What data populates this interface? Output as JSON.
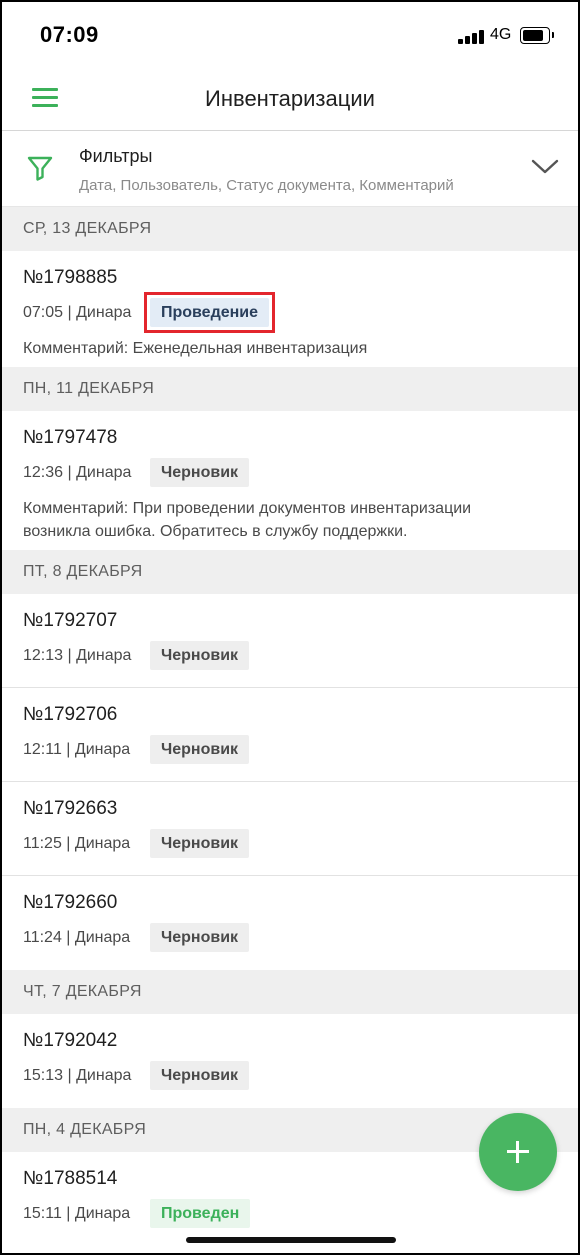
{
  "status_bar": {
    "time": "07:09",
    "network": "4G"
  },
  "header": {
    "title": "Инвентаризации"
  },
  "filters": {
    "title": "Фильтры",
    "summary": "Дата, Пользователь, Статус документа, Комментарий"
  },
  "sections": [
    {
      "date": "СР, 13 ДЕКАБРЯ",
      "docs": [
        {
          "number": "№1798885",
          "meta": "07:05 | Динара",
          "status": "Проведение",
          "status_type": "process",
          "comment": "Комментарий: Еженедельная инвентаризация"
        }
      ]
    },
    {
      "date": "ПН, 11 ДЕКАБРЯ",
      "docs": [
        {
          "number": "№1797478",
          "meta": "12:36 | Динара",
          "status": "Черновик",
          "status_type": "draft",
          "comment": "Комментарий: При проведении документов инвентаризации возникла ошибка. Обратитесь в службу поддержки."
        }
      ]
    },
    {
      "date": "ПТ, 8 ДЕКАБРЯ",
      "docs": [
        {
          "number": "№1792707",
          "meta": "12:13 | Динара",
          "status": "Черновик",
          "status_type": "draft"
        },
        {
          "number": "№1792706",
          "meta": "12:11 | Динара",
          "status": "Черновик",
          "status_type": "draft"
        },
        {
          "number": "№1792663",
          "meta": "11:25 | Динара",
          "status": "Черновик",
          "status_type": "draft"
        },
        {
          "number": "№1792660",
          "meta": "11:24 | Динара",
          "status": "Черновик",
          "status_type": "draft"
        }
      ]
    },
    {
      "date": "ЧТ, 7 ДЕКАБРЯ",
      "docs": [
        {
          "number": "№1792042",
          "meta": "15:13 | Динара",
          "status": "Черновик",
          "status_type": "draft"
        }
      ]
    },
    {
      "date": "ПН, 4 ДЕКАБРЯ",
      "docs": [
        {
          "number": "№1788514",
          "meta": "15:11 | Динара",
          "status": "Проведен",
          "status_type": "done"
        }
      ]
    }
  ],
  "colors": {
    "accent": "#3cb15a",
    "highlight": "#e3262d"
  },
  "icons": {
    "menu": "hamburger-menu-icon",
    "filter": "funnel-icon",
    "expand": "chevron-down-icon",
    "add": "plus-icon"
  }
}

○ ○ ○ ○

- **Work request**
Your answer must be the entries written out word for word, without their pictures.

- **Answer below**
What data populates this interface? Output as JSON.
{
  "status_bar": {
    "time": "07:09",
    "network": "4G"
  },
  "header": {
    "title": "Инвентаризации"
  },
  "filters": {
    "title": "Фильтры",
    "summary": "Дата, Пользователь, Статус документа, Комментарий"
  },
  "sections": [
    {
      "date": "СР, 13 ДЕКАБРЯ",
      "docs": [
        {
          "number": "№1798885",
          "meta": "07:05 | Динара",
          "status": "Проведение",
          "status_type": "process",
          "comment": "Комментарий: Еженедельная инвентаризация"
        }
      ]
    },
    {
      "date": "ПН, 11 ДЕКАБРЯ",
      "docs": [
        {
          "number": "№1797478",
          "meta": "12:36 | Динара",
          "status": "Черновик",
          "status_type": "draft",
          "comment": "Комментарий: При проведении документов инвентаризации возникла ошибка. Обратитесь в службу поддержки."
        }
      ]
    },
    {
      "date": "ПТ, 8 ДЕКАБРЯ",
      "docs": [
        {
          "number": "№1792707",
          "meta": "12:13 | Динара",
          "status": "Черновик",
          "status_type": "draft"
        },
        {
          "number": "№1792706",
          "meta": "12:11 | Динара",
          "status": "Черновик",
          "status_type": "draft"
        },
        {
          "number": "№1792663",
          "meta": "11:25 | Динара",
          "status": "Черновик",
          "status_type": "draft"
        },
        {
          "number": "№1792660",
          "meta": "11:24 | Динара",
          "status": "Черновик",
          "status_type": "draft"
        }
      ]
    },
    {
      "date": "ЧТ, 7 ДЕКАБРЯ",
      "docs": [
        {
          "number": "№1792042",
          "meta": "15:13 | Динара",
          "status": "Черновик",
          "status_type": "draft"
        }
      ]
    },
    {
      "date": "ПН, 4 ДЕКАБРЯ",
      "docs": [
        {
          "number": "№1788514",
          "meta": "15:11 | Динара",
          "status": "Проведен",
          "status_type": "done"
        }
      ]
    }
  ],
  "colors": {
    "accent": "#3cb15a",
    "highlight": "#e3262d"
  },
  "icons": {
    "menu": "hamburger-menu-icon",
    "filter": "funnel-icon",
    "expand": "chevron-down-icon",
    "add": "plus-icon"
  }
}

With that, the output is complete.